Cathay Pacific’s inaugural departure from Sea-Tac Airport
Cathay Pacific’s new non-stop service from Seattle to Hong Kong launched on April 1 with four flights per week; the service will go daily starting July 1.
The new offering is the only current flight between the two Pacific Rim cities; that should make it a popular option for travelers.
Cathay Pacific went all-out with a launch party at the gate
Cathay Pacific is using its excellent Airbus A350-900 on the route, which is now the airline’s eighth to the United States and follows existing services to Boston, Chicago, Los Angeles, New York (JFK), New York (Newark), San Francisco, and Washington DC.
It’s not every day that you get to fly an aircraft model for the first time. But at long last, after my fair share of missed attempts, I finally got a chance to fly an Airbus A350. I’m a bit ashamed I hadn’t flown it sooner. Being based in San Francisco, it’s been easier to fly the A350’s contemporary — Boeing’s 787 Dreamliner — courtesy of United and its star alliance partners ANA and Air Canada. I was excited to see firsthand how the A350 would compare, and it definitely did not disappoint.
Read on for this AvGeek’s take on the joys of flying Airbus’ A350, and thoughts on how it stacks up against my time flying the 787. Some of the differences are a matter of math, some are slightly more subjective. And yes, we’ll even talk about the most contentious topic of all — window shades versus window dimmers!
The A350XWB shows its stuff at the Singapore Airshow – Photo: Jacob Pfleger | AirlineReporter
The Singapore Airshow is in full swing right now and although we will have a nice wrap-up story at the end, we wanted to share some photos.
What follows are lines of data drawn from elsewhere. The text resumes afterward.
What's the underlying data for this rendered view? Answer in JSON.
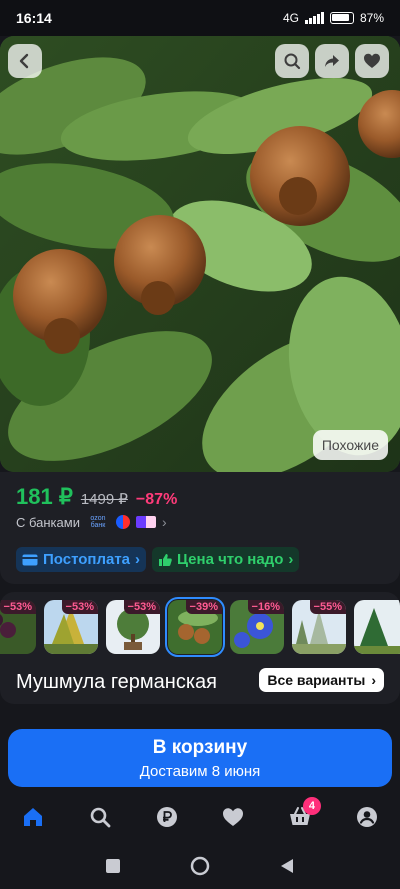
{
  "status": {
    "time": "16:14",
    "network": "4G",
    "battery": "87%"
  },
  "hero": {
    "similar_label": "Похожие",
    "back_icon": "back-icon",
    "search_icon": "search-icon",
    "share_icon": "share-icon",
    "favorite_icon": "heart-icon"
  },
  "price": {
    "current": "181 ₽",
    "old": "1499 ₽",
    "discount": "−87%"
  },
  "banks": {
    "label": "С банками",
    "ozon_text": "ozon банк"
  },
  "chips": {
    "postpay": "Постоплата",
    "fair_price": "Цена что надо"
  },
  "variants": {
    "thumbs": [
      {
        "badge": "−53%"
      },
      {
        "badge": "−53%"
      },
      {
        "badge": "−53%"
      },
      {
        "badge": "−39%",
        "selected": true
      },
      {
        "badge": "−16%"
      },
      {
        "badge": "−55%"
      },
      {
        "badge": ""
      }
    ],
    "product_name": "Мушмула германская",
    "all_variants": "Все варианты"
  },
  "cart": {
    "label": "В корзину",
    "delivery": "Доставим 8 июня"
  },
  "tabbar": {
    "cart_count": "4"
  },
  "colors": {
    "accent": "#1a6ff5",
    "price_green": "#20c05c",
    "discount_pink": "#ff3b7a"
  }
}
These are pictures of the third Airbus A350 XWB (MSN003) taking its first flight at an airshow like this and according to Jacob Pfleger, who is at the show for AirlineReporter, the most noticeable thing for him was how quiet the plane was. “During its fly-by I was impressed with how quiet it is and in my opinion it’s the quietest jet out there even more so than the Airbus A380 or even Boeing 787,” Pfleger explained via email.